_RECORD EXCERPTS_
━━━━

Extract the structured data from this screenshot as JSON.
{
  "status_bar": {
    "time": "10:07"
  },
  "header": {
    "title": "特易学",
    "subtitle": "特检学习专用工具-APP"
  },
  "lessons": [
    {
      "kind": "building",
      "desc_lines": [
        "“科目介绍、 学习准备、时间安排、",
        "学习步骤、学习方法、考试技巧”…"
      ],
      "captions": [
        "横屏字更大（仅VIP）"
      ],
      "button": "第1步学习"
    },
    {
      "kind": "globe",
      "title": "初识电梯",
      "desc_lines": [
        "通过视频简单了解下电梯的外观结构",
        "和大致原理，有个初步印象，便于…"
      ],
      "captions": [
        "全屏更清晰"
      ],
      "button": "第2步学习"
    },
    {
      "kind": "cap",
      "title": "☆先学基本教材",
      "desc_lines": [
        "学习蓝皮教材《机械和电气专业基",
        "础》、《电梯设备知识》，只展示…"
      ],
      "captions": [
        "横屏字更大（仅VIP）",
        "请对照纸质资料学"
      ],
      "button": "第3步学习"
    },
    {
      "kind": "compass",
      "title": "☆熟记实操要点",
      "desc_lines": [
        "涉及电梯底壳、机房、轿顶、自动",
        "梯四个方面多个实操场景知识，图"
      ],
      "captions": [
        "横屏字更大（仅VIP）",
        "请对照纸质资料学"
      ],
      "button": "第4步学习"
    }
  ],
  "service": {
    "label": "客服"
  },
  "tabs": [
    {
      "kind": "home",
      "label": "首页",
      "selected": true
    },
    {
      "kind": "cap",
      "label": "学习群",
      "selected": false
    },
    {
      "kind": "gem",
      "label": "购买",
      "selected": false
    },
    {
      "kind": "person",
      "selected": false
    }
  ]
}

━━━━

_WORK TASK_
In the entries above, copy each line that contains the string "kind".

_TASK RESPONSE_
      "kind": "building",
      "kind": "globe",
      "kind": "cap",
      "kind": "compass",
      "kind": "home",
      "kind": "cap",
      "kind": "gem",
      "kind": "person",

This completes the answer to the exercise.